2015-01-22T14:19:07+00:00 December 12th, 2009|Italy, Tuscany, Wine Journal|0 Comments

Badia a Coltibuono: Profile

roberto_redleaves

Home to one of the greatest cellars of old Chianti in all of Tuscany. The winemaking focus at Badia a Coltibuono reflects a dedication to long-lived wines and traditional methods. Roberto Stucchi, the winemaker of the estate until 2001, is an old friend of Oliveto and has been an invaluable participant in the creation and development of the Wine In Time project.

Badia a Coltibuono (which means Abbey of the Good Harvest), dates from the middle of the eleventh century. In 1051 the monks of the Vallombrosan Order, a Tuscan reform of the Benedictines, founded the Abbey and also began planting the first vineyards in the Upper Chianti area. Over the centuries they extended their vast land holdings to include many thousands of acres. In 1810, when Tuscany was under Napoleonic rule, the monks were forced to leave Coltibuono and the monastery was secularized. The estate was first sold by lottery and then in 1846, Coltibuono was bought by Guido Giuntini, a Florentine banker and great grandfather of Piero Stucchi-Prinetti, the present owner. Under the guidance of Piero Stucchi Prinetti, the estate grew and built a solid reputation in Italy and abroad through the high quality of its products. Nowadays, his children Emanuela, Roberto, Paolo and Guido continue the activities embarked upon by their ancestors.

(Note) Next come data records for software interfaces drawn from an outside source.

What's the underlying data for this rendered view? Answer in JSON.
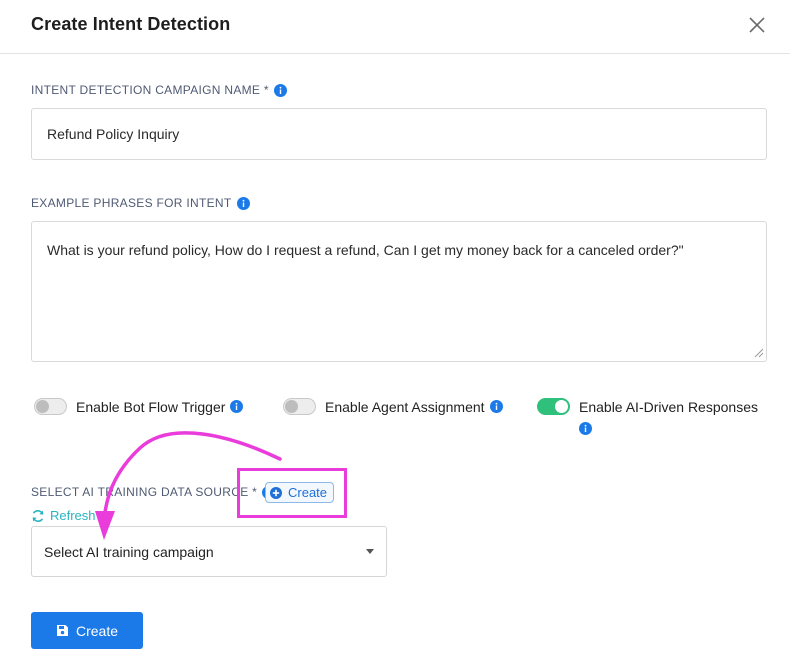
{
  "modal": {
    "title": "Create Intent Detection",
    "close_icon": "close-icon"
  },
  "campaign_name": {
    "label": "INTENT DETECTION CAMPAIGN NAME *",
    "value": "Refund Policy Inquiry",
    "info_icon": "info-icon"
  },
  "example_phrases": {
    "label": "EXAMPLE PHRASES FOR INTENT",
    "value": "What is your refund policy, How do I request a refund, Can I get my money back for a canceled order?\"",
    "info_icon": "info-icon"
  },
  "toggles": [
    {
      "label": "Enable Bot Flow Trigger",
      "enabled": false
    },
    {
      "label": "Enable Agent Assignment",
      "enabled": false
    },
    {
      "label": "Enable AI-Driven Responses",
      "enabled": true
    }
  ],
  "training_source": {
    "label": "SELECT AI TRAINING DATA SOURCE *",
    "create_label": "Create",
    "refresh_label": "Refresh",
    "select_placeholder": "Select AI training campaign"
  },
  "footer": {
    "create_button_label": "Create"
  },
  "colors": {
    "primary": "#1b7ae8",
    "toggle_on": "#2fc17b",
    "refresh": "#2ab4c2",
    "annotation": "#ea3cdb"
  }
}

Conversion to organic growing methods began in the early 90s with 20 hectares of olive groves and was concluded in 2000 with 70 hectares of vineyard being cultivated using organic methods. They first reduced and then eliminated the use of chemical substances which may be harmful to the soil, the farm workers and the environment. Vineyards are now fertilized with compost and manure, but mostly the soil is managed with careful observation of the native weeds. The maintenance of the native cover crop between the vines helps preserve and rebuild the organic substance, essential to the health of the plants.

Insect pests are reduced at a minimum through the increase of biodiversity in the vineyard: striving to protect the diversity of insect life means first and foremost eliminating the use of insecticides; the use of pheromone traps and visual inspections allow us to determine the number of insects present. This helps us to identify and prevent potential disease.

Fungi and mildew diseases are kept under control by careful canopy management, and by improving the health of the soil. One of the obvious effects on the winemaking is the improvement in the fermentation process. The naturally present yeast benefits from the increased nutrient content in the must, and the fermentations are easier and cleaner: over time this has helped reduce the amount of sulfites used. The intensity and brightness in the fruit flavours has noticeably increased.

2017-09-12T15:48:54+00:00 October 7th, 2009|Italy, Tuscany, Wine Makers|0 Comments

Fèlsina: Profile

Fèlsina is one of the great estates in Tuscany, and one of the most famous properties in all of Italy. The winery was founded in 1966, though didn’t start bottling under the Fèlsina label until the early `80s. The estate is owned and run by Giuseppi Mazzocolin.

As compared to some other top estates in the region, Fèlsina relies exclusively upon Sangiovese for its Chianti Classicos as well as its IGT “Fontalloro.” Each Fèlsina wine, from the overachieving Chianti Classico normale, through the earthy, iconic “Riserva Rancia,” and the powerful “Fontalloro,” exhibits a deft combination of power and elegance. While some new oak is used on the wines, it is used in a measured way as to not dominate the texture and aromas of the wines.

2017-09-12T15:48:59+00:00 July 23rd, 2009|Italy, Tuscany, Wine Journal, Wine Makers|0 Comments